Day 4: The do’s and don’ts of using standard Mobile Access Towers
It’s hard to believe, but it’s now Day 4 of PASMA TOWER WEEK. We’ve covered low level work platforms, one man towers and narrow towers, and now it’s the turn of STANDARD MOBILE ACCESS TOWERS – those unsung heroes of height safety that are in daily use up and down the country.
However, as with all types of access equipment, there are certain do’s and don’ts. Here are 9 of the most important:
Before you start. If there’s no alternative to working at height – and you’re satisfied that a tower is the most suitable piece of equipment for the job – undertake a risk assessment to include a review of any potential hazards such as overhead obstructions and ground conditions.
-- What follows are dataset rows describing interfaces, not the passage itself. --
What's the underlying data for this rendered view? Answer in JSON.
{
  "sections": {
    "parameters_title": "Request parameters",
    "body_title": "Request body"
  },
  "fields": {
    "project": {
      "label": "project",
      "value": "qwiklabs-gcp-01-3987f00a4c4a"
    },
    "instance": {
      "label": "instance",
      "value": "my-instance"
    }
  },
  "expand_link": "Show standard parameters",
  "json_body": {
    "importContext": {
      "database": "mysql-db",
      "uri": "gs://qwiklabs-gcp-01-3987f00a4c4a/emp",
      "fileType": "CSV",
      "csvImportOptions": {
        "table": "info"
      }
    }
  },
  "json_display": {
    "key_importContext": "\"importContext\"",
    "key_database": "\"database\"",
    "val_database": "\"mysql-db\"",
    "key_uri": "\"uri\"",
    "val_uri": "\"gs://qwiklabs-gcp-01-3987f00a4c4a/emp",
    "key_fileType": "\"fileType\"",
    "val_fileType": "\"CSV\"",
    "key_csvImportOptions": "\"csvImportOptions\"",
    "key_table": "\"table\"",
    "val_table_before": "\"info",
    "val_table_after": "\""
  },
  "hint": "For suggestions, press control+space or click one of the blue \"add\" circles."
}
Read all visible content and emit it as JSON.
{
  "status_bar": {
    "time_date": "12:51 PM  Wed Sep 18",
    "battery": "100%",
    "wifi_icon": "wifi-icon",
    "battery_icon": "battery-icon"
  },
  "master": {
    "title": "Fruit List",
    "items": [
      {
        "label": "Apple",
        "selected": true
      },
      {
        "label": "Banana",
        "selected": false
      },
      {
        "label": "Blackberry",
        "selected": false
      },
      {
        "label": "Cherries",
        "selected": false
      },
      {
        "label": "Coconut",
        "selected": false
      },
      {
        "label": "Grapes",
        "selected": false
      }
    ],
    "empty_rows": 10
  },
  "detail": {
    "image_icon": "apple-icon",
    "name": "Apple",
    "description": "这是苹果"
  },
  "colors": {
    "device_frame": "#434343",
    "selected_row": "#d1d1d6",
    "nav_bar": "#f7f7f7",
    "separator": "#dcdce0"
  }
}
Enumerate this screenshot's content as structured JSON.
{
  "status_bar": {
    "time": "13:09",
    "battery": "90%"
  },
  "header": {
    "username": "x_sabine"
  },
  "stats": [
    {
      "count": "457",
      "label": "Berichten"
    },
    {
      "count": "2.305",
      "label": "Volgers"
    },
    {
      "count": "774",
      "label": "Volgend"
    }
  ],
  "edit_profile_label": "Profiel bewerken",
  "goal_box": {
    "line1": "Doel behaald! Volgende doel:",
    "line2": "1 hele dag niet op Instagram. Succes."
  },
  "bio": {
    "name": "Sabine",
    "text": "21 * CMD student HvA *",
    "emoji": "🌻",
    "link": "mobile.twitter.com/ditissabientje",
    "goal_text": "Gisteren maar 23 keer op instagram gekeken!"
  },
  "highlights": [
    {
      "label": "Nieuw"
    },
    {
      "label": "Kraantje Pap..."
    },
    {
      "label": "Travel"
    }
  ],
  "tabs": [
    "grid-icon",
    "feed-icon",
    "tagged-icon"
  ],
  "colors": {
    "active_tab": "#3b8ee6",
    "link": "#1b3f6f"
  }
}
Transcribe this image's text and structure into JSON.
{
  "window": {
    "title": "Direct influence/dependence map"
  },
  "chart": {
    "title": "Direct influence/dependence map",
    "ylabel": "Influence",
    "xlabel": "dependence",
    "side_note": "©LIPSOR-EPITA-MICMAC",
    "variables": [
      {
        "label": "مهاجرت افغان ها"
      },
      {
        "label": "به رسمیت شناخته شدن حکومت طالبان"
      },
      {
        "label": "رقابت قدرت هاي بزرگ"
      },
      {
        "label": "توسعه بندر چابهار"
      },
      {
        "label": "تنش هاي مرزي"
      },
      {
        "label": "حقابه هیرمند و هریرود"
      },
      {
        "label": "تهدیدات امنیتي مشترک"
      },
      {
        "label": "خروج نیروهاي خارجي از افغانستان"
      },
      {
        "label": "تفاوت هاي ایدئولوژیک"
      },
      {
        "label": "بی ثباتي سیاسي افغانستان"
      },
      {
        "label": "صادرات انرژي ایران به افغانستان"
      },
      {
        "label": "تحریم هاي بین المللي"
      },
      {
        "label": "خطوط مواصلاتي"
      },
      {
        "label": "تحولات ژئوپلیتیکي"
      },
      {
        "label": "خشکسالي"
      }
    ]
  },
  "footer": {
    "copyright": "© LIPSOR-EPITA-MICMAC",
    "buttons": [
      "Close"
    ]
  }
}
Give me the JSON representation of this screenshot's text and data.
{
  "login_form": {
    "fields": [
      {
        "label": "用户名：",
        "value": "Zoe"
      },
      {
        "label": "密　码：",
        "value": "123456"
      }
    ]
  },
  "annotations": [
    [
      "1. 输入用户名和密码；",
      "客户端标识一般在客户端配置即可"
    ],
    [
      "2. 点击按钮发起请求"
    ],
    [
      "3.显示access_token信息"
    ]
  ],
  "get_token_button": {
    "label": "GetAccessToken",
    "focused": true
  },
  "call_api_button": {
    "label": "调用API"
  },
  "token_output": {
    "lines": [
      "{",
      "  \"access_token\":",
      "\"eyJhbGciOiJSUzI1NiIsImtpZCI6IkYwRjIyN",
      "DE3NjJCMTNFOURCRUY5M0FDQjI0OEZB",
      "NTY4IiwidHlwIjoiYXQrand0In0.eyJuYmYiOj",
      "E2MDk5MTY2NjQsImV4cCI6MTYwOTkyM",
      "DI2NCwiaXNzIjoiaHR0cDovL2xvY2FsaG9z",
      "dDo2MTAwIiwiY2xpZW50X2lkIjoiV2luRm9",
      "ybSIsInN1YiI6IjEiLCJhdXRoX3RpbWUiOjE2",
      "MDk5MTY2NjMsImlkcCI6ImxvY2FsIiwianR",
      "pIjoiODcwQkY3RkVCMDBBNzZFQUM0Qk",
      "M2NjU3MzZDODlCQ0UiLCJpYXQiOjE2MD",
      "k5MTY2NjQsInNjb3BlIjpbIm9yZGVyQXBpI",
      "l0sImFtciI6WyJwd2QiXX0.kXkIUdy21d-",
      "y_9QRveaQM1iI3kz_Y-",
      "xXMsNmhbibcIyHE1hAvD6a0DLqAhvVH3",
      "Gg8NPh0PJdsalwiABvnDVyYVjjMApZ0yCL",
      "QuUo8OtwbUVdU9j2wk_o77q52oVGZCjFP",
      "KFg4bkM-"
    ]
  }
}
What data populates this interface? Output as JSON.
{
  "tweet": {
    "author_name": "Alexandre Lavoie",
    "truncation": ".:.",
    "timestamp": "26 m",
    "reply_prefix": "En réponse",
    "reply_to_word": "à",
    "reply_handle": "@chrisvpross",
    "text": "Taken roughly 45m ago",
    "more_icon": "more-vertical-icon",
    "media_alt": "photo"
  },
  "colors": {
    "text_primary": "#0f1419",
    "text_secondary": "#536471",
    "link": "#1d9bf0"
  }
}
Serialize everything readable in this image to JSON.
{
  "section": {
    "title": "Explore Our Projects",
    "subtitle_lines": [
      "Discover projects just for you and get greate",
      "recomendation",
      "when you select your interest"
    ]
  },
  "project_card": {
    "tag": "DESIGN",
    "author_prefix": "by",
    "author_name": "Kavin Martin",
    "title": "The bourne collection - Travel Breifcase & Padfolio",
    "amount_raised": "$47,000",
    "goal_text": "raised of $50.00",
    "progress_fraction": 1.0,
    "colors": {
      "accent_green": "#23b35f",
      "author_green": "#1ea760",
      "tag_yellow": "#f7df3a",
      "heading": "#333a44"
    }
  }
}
Also check for pedestrian and vehicular access.
Choose one of two methods
Always use one of the following two methods approved by PASMA – and the HSE – to assemble and dismantle the tower.
What’s the first?
Through the Trap (3T): This method requires the operative to work partially through the open trap to position guardrails at suitable distances above the platform before standing on the platform to continue the assembly process.
And the second?
Advance Guardrail: This method involves the use of advance guardrail units that are positioned ahead of the platform so that when the operative gains access, the advance guardrail is already in position. The operative then installs the permanent guardrails and the advance unit is repositioned ahead of the next platform.
Where does BS EN 1004 fit in?
Only buy or hire a tower which conforms to BS EN 1004, the European product standard for mobile access towers. Towers which conform to this standard must meet minimum safety requirements. Your life or the life of others may depend on it. Why take the risk?
When should towers be inspected?
Your tower should be inspected before it’s first used, at suitable intervals depending on its working environment and use, and every time that something happens that may affect its stability or safety.
What to watch for!
Make sure that the tower is marked with a BS EN 1004 label; that it has purpose-designed platforms with safe trapdoor entry and exit; that it has in-built access for safe ascent and decent; that it’s supplied with the correct size and quantity of stabilisers to prevent overturning and that it’s got the correct quantity and number of guardrails with the correct gaps and dimensions to prevent a fall.
Top tip: Never stand on an unprotected platform when building, using or dismantling a mobile access tower.
Make certain you’re competent
Competence in the workplace begins with thorough and consistent training. Don’t simply rely on ‘training on the job’. There’s a PASMA training centre near you. Make sure you’re competent to build, inspect, use and dismantle a tower. Above all, make sure you’re safe.